It was particularly useful for me to have to explain to someone else the process of working I use and take for granted in my dancing on the Wetlands. This has less to do with how to move than where to put one’s attention, to notice the external/internal stimuli and impulses that might then manifest as movement or transformations of our bodies. And it was such a pleasure to be able to share the work with such a receptive and intelligent movement expert.
Here’s a long dance we made on the slope of Lockwood Reservoir. It goes from being a solo, to a duet, to a quintet when young men happen on us. In fact it’s a symphony of sensations and references, human and non-human that animate our interaction. We are dancing interdependence
I’ve been aware from the outset that the Wetlands is a sanctuary and a refuge, for humans and non-humans, for anglers and walkers and parents and choreographers and, not least, a place for migrant birds. It’s made sense to me therefore to connect my dance workshops for MicroRainbow International (an organisation that works globally to end LGBTI poverty and, in the UK, focuses its activities on supporting LGBTI refugees and asylum seekers) to this residency. It’s partly about seeing the residency as an opportunity to host people, to share the privilege of my time in this beautiful location and also to ensure that the kind of public that benefits from the Wetlands is as inclusive as possible.

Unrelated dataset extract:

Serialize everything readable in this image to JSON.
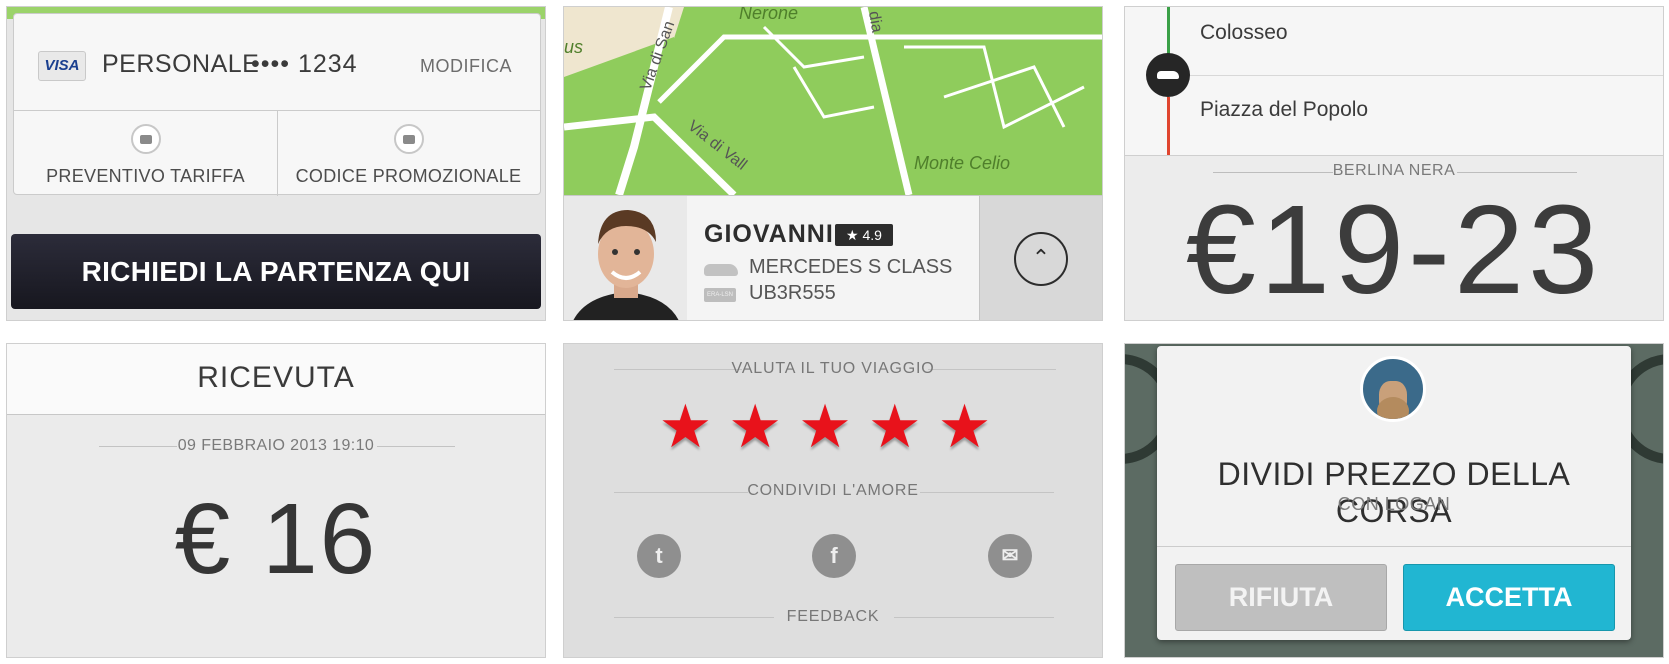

This week we hosted the second of our MicroRainbow dance workshops on the Wetlands, thanks to the generosity of the Wetlands team (especially Ada and Ralph who’ve given free time to guide us around the site) and to Wilsons LLP, a law firm in nearby Tottenham that has sponsored the travel expenses of the participants (it’s not enough to offer a free workshop to foster inclusion if people can’t afford to get to it).
It was great to be able to share the beauty of the Wetlands in the evening sunshine, to see people relax and appreciate air and space, to see people enjoying friendship. It underlined to me again how choreography can also be developed by attending to the circumstances to which bodies are exposed. And, as a result, I’ve been trying to work through the residency as a kind of choreography, a performance of the kind of relationships and exchanges between diverse human and non-human bodies I’d like to support in the world.
Here are some of the photos that Ralph Hanus took of the event: